“Lal can solve problems,” observes Joe Carton, Hotel Vermont’s CEO. “He makes it look easy, like everything is always running smoothly. He’s really created a safe space where all of us trust that he’s doing the right thing, and his team members really trust in him as well. It’s pretty special.”

For Pradhan, there is no hierarchy between himself and his staff of twenty, an ideology he demonstrates every day as noon approaches. At lunchtime, regardless of what’s going on, everyone on his team stops what they’re doing and congregates. They sit as a community, sharing stories and food, and connect before returning to work. It’s a practice uncommon in the industry and can partially be attributed to the radically low attrition rate his department encounters. Most of his staff (a majority of them Bhutanese immigrants like himself) have remained in the hotel’s employment since its inception. It’s one of the many aspects of Pradhan’s approach that has earned the respect of Hotel Vermont’s management, especially as it pertains to engaging with visitors of the hotel. Michell Langlais, the hotel’s Vice President of Sales, is quick to point this out:

“He just gets it. He understands that you make all your decisions based upon the guests’ needs and everything else is going to flow.
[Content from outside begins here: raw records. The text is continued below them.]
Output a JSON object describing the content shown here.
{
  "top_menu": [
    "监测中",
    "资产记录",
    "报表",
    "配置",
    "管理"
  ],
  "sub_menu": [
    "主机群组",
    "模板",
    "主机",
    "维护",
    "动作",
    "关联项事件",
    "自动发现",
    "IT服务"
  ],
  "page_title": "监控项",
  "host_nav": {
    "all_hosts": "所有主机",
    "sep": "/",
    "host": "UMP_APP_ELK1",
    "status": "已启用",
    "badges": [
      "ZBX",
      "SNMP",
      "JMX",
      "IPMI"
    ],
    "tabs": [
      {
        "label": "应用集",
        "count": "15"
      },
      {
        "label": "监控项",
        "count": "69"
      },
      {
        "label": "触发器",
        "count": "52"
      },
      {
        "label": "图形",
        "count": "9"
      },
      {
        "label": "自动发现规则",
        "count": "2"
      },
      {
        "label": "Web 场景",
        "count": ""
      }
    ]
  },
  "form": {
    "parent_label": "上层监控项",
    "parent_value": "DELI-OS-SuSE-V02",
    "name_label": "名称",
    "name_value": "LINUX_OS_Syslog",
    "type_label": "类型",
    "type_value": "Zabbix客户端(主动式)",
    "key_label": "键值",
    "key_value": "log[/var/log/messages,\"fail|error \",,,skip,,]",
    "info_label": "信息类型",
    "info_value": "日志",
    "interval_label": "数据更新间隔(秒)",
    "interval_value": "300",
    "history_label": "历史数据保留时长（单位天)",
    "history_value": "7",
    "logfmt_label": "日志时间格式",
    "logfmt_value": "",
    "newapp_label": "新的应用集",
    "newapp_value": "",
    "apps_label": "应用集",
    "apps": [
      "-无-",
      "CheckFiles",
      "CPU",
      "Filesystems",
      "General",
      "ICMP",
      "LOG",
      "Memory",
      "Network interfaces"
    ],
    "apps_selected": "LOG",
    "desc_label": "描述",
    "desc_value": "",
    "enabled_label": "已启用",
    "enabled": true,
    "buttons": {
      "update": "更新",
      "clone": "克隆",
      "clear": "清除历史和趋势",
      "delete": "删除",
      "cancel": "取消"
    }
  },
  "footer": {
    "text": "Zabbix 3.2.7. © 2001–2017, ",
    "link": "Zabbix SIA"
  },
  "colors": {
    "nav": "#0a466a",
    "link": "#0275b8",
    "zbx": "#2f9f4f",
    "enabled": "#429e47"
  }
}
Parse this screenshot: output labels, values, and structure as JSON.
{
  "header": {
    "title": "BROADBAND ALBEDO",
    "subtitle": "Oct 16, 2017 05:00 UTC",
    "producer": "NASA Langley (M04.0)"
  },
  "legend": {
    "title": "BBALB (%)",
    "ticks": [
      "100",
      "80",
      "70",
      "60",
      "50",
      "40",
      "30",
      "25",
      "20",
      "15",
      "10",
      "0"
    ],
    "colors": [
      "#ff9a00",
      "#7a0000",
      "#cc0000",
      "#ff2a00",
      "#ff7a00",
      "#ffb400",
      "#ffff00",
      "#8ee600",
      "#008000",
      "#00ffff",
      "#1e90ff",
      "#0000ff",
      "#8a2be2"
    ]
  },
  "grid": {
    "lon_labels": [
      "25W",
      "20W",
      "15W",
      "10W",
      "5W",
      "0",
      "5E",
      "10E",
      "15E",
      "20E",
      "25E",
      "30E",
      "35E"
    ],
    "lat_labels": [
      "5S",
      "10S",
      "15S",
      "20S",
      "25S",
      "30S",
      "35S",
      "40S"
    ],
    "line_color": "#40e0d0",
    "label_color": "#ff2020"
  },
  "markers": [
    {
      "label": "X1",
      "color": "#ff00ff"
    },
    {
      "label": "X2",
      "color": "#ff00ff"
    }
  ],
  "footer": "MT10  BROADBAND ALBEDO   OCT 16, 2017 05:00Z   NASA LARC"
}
That’s really the golden rule.”

If there’s one quality at the core of Pradhan’s being—whether it was always present or instilled through decades of struggle—it’s the notion of respect, and the deep, embodied conviction that everyone deserves to be treated with courtesy and honor. It’s central to his management style, and— more importantly—a foundational aspect of his nature. It’s why a moment in his presence fills one with a sense of ease and acceptance, a field Pradhan effortlessly generates, elevating all he encounters. Tim Brahmstedt—the Director of Facilities for Hotel Vermont—has known Pradhan from the start of his tenure at the organization and sums it up well:

“He cares to a point where it makes a difference. He cares about his team, he cares about his coworkers, and that trickles down naturally to the guests. Everyone is held in such high regard by Lal, which just exemplifies what we’re all here supposed to be doing as employees, and as human beings…caring for each other in a very equal way. That sounds idealistic, but when you get enough people to believe in it, it actually happens. And we’ve seen it. We’ve seen it here at Hotel Vermont. I’ve worked in a lot of businesses and it is a very unique situation. And that’s what Lal exemplifies day in, day out.”

Pradhan is predictably humble when asked to reflect on his life’s journey, showering his adopted home with praise and appreciation.

“I am very grateful to be here. And I’m very thankful to all Americans who welcome people from other parts of the world with an open heart. It really doesn’t matter what your background is; it’s just the human treatment that you get…” Pradhan trails off for a moment, and a wistfulness in his eyes slowly settles into a soft smile. “I would like to thank all the people in this country who have welcomed immigrants.”

The warmth and generosity Pradhan exudes is palpable; a force as gentle as it is inspiring and one that changes the chemistry of a room. Or a relationship. Or, as Joe Carton succinctly puts it:

“When Lal shows up, that’s when grace shows up.”